Doug Bonderud

Jun 3rd 2020

Can Viruses Survive in Space? The Pathogen Particle Prognosis


Viruses are everywhere. Some don’t infect humans, while some — such as the common cold — cause minor, irritating symptoms.

Others are both contagious and potentially critical. Today, we’re facing challenges with respiratory illnesses that spread rapidly and don’t easily relent.

What if we could get away from it all — far, far away — and slip the surly bonds of Earth to avoid the impact of on-planet pathogens? It’s an interesting idea, but what’s the prognosis: Can viruses survive in space?


There are actually two questions here: Can viruses survive inside the pressurized, low-gravity environment of the shuttles or stations — and can they survive in the cold and unforgiving darkness outside?

The first answer is easy: Absolutely. Astronauts already infected when they blast off into space spread viruses to their fellow fliers, and viruses can easily jump from host to host in the earthlike environment of space shuttles or the International Space Station (ISS).

When it comes to viruses outside these constructed confines, the answer gets more complicated. As noted by BBC Science Focus, viruses can’t survive for long without viable host; most can live for hours in the air and days on indoor surfaces at room temperatures. And that’s under ideal conditions. Even the toughest, nastiest pathogen would find it problematic to stay alive in the freezing dark of space.

Viruses inside objects — such as asteroids — may fare better. While they still need hosts to survive long-term, research published in Microbiology and Molecular Biology Reviews (available through NCBI) indicates that even when these space rocks rip through atmospheres and their outer crusts reach temperatures topping 3,000 degrees Fahrenheit, microorganisms located deeper inside these objects could survive.

Leaving Earth? Welcome to Lockdown

Illness in space is undeniably awful. Imagine feeling sick enough to vomit, and then realizing that lacking appreciable gravity, your sudden upchuck will cause the contents of your stomach to go everywhere — up, down, left, right and anywhere else it can reach. Yikes.

What’s more, there’s no easy access to medical technology onboard orbiting vessels. While it’s possible to virtually connect with earthbound doctors for medical advice, any serious infectious issues would spread at speed through a closed environment.

As noted by Space, several astronauts on the Apollo 7, 8 and 9 missions were sick with colds. The virus quickly spread among the crew, depleted available medical supplies, and caused crew members to forgo wearing protective helmets when re-entering the atmosphere. It makes sense; the pressure pain caused by colds when landing in a plane is bad enough — imagine the change when dropping 62 miles to the Earth’s surface at 17,500 miles per hour.

To reduce the risk of illness in space, NASA has implemented a mandatory pre-flight quarantine that includes limited, monitored contact with other people. It’s not perfect, but it’s better than the alternative.

Reactivation Risks
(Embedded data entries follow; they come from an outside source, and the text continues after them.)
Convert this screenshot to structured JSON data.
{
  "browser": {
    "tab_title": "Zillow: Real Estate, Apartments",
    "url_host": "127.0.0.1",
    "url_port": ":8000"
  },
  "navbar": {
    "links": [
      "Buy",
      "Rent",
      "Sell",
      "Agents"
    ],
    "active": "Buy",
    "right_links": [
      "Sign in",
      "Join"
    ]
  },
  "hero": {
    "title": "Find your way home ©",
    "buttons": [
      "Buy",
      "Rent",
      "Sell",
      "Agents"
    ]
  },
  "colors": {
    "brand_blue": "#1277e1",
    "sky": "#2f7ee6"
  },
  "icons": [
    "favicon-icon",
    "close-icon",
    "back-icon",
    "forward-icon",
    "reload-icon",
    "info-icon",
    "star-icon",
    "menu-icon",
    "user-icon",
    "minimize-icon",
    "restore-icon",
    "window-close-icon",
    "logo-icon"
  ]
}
Viruses also pose a unique risk for space travelers: reactivation. As noted by NASA research published in Frontiers in Microbiology, both astronauts on shuttle missions and those on the ISS demonstrated latent herpes virus reactivation. While most of the shed viral DNA was asymptomatic, live and infectious virus shedding was also detected. According to Dr. Satish K. Mehta, one author of the study, spaceflight causes “a rise in the secretion of stress hormones like cortisol and adrenaline, which are known to change the immune system.” As a result, immune cells become less effective during off-Earth missions, and this immunosuppression can persist for up to 60 days after astronauts return home.

This makes the idea of escaping Earth to avoid problematic pathogens less-than-ideal: Even if you’re not showing symptoms, existing viruses you’ve already endured could make a reappearance as your immune system struggles to adapt.

Just Say NaNO

Thankfully, it’s not all bad news. Recent advances in nanotechnology show promise to help mitigate the impact and control the spread of viruses. Work from the Potsdamn Institute of Biochemistry and Biology, and the Indian Association for the Cultivation of Science shows that with the right approach, flexible nanotech compounds can help reduce the efficacy of infection by up to 90%.

Further development of this technology could help boost disease defenses by bridging the gap between regular immune functioning and the stressed-out systems of astronauts rocketing their way into outer space.

Spaced Out

Can viruses survive in space? The prognosis: Yes and no.

Outside the confines of the ISS or shuttle, even the most resilient respiratory illnesses will have a tough time, but inside pressurized metal transports there’s a different story. Astronauts can easily bring colds or flu from home — and infect fellow crew mates — while seemingly long-dead diseases can reemerge as immune systems struggle with the stress of space-based living.

Bottom line? Space is no virus vacation. While you’re probably protected from alien pathogens, what you’re already packing could make an outer space adventure very, very uncomfortable.